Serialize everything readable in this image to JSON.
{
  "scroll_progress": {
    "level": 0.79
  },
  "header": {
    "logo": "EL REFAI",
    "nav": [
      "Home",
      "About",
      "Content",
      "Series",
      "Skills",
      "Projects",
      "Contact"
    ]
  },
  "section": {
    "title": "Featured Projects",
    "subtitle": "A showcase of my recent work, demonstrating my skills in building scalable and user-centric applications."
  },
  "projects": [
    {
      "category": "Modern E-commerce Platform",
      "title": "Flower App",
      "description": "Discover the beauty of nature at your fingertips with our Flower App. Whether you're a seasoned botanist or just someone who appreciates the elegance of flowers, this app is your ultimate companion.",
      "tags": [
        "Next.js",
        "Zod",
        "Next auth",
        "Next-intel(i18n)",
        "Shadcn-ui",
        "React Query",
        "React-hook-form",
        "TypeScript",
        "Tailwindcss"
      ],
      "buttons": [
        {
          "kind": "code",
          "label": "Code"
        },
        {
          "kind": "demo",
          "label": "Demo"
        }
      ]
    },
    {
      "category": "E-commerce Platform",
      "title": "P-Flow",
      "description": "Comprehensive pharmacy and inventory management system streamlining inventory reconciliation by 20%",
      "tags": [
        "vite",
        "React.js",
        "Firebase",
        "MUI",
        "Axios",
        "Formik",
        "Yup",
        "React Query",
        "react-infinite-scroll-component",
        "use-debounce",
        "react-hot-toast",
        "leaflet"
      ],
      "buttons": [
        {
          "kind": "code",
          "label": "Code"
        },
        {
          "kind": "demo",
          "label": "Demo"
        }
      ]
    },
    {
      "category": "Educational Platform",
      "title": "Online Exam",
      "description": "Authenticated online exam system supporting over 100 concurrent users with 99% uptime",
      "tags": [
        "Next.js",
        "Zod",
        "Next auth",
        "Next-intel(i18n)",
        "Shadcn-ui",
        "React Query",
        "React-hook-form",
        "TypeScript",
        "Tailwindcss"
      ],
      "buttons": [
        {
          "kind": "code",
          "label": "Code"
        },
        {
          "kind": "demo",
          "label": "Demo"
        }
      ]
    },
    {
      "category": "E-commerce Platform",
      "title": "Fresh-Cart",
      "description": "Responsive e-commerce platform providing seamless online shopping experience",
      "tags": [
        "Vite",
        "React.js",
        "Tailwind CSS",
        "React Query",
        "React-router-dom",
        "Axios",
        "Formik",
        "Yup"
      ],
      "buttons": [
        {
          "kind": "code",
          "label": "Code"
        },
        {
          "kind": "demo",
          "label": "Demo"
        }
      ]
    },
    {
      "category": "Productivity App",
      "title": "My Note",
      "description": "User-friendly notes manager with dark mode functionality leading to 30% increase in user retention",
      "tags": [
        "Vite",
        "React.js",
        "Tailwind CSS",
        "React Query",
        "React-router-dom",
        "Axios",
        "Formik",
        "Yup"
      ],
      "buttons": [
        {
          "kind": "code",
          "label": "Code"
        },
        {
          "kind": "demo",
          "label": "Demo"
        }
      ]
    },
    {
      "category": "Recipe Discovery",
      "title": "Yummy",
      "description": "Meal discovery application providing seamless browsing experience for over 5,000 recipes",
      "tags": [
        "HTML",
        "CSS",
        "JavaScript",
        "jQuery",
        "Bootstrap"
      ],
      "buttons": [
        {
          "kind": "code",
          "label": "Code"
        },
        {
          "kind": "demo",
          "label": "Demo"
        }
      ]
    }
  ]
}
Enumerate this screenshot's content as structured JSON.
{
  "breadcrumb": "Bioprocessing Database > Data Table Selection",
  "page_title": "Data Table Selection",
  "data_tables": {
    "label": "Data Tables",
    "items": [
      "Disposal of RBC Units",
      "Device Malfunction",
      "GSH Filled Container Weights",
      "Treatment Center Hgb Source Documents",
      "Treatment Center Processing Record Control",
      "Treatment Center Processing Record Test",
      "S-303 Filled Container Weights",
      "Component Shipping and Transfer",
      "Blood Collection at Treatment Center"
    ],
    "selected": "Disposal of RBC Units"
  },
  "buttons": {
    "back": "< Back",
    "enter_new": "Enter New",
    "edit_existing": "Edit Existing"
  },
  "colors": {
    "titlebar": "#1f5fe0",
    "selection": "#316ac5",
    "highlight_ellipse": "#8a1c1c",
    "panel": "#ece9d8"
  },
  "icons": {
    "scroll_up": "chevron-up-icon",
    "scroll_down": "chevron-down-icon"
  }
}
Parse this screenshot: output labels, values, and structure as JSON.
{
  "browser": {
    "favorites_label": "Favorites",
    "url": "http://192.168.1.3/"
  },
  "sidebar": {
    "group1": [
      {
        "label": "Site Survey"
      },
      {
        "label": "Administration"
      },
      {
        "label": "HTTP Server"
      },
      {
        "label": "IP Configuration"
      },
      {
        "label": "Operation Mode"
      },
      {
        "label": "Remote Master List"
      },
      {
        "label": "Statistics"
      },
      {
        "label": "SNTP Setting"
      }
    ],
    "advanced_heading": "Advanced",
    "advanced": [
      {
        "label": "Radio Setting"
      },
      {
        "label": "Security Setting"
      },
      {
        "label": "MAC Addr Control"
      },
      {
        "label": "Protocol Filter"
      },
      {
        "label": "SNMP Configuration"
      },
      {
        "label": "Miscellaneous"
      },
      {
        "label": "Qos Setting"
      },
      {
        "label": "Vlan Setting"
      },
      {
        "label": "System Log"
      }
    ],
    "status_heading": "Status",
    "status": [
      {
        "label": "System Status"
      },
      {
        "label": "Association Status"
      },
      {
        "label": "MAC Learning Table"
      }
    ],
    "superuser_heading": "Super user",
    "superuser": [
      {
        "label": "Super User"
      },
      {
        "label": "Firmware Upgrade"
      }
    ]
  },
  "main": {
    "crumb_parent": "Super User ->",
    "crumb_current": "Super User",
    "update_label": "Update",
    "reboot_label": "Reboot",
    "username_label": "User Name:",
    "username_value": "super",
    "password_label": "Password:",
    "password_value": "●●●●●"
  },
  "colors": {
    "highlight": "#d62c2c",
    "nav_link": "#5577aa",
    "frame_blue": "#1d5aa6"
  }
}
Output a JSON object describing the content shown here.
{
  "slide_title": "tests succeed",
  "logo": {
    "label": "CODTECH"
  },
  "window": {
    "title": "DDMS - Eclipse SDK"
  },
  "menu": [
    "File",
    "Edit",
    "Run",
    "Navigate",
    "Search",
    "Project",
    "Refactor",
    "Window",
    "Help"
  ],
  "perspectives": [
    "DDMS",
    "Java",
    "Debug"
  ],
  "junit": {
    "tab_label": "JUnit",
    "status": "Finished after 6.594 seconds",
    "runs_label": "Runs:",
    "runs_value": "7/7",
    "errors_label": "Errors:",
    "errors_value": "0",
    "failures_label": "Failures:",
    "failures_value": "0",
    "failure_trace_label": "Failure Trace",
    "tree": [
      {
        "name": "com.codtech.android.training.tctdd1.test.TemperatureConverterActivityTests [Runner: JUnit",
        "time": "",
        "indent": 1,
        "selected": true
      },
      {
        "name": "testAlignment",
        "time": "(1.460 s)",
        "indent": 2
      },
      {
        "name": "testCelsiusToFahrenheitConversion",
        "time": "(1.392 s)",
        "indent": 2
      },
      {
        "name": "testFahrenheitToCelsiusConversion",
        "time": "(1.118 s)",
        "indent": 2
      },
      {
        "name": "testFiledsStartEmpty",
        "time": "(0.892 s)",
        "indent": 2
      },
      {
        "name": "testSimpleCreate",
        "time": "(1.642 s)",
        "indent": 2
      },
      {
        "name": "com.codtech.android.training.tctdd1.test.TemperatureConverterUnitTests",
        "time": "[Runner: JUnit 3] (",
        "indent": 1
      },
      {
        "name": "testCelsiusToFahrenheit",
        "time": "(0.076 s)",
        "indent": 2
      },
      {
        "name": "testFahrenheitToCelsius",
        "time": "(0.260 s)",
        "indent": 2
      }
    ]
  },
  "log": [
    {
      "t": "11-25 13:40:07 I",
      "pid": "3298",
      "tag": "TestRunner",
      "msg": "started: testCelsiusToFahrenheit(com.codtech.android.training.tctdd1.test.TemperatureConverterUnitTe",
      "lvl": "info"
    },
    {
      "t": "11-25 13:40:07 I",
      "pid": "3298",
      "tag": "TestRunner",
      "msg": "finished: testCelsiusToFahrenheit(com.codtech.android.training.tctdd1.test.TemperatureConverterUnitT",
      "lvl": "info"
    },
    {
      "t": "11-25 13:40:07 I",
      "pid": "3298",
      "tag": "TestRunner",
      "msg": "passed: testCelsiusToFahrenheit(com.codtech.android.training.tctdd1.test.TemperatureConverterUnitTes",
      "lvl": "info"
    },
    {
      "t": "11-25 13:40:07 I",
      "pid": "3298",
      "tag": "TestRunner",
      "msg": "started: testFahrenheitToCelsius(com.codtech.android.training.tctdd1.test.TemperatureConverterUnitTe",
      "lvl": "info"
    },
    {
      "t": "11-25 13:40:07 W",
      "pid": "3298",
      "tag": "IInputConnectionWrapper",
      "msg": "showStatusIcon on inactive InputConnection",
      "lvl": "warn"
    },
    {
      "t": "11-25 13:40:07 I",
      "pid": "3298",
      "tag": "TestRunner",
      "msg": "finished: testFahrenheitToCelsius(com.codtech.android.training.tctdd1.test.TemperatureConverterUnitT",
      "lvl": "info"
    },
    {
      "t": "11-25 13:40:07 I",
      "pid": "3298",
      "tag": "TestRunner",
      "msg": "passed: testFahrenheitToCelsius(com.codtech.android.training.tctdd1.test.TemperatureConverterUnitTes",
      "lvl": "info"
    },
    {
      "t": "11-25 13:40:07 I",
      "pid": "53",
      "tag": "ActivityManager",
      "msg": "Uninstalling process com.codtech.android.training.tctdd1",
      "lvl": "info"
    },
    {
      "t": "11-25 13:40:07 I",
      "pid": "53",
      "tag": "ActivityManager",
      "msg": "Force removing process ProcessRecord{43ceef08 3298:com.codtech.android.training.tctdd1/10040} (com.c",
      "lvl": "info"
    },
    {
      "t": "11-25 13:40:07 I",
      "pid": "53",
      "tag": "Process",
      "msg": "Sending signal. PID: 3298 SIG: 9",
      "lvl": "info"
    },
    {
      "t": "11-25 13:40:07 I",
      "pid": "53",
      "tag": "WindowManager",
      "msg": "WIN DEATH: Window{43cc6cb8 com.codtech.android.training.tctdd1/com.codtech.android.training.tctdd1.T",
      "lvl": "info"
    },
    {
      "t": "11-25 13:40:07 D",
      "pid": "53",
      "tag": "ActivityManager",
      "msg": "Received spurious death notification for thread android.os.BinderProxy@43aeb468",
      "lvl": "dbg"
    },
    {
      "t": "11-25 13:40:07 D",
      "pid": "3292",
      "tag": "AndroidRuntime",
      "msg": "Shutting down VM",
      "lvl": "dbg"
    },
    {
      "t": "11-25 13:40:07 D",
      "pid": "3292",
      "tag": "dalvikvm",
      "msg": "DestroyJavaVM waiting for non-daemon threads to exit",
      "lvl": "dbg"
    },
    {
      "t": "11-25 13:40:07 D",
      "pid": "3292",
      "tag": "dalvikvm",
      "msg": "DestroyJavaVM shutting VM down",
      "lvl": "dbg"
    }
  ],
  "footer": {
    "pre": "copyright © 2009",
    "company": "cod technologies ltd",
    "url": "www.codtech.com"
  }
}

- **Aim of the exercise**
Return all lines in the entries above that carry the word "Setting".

- **Answer**
        "label": "SNTP Setting"
        "label": "Radio Setting"
        "label": "Security Setting"
        "label": "Qos Setting"
        "label": "Vlan Setting"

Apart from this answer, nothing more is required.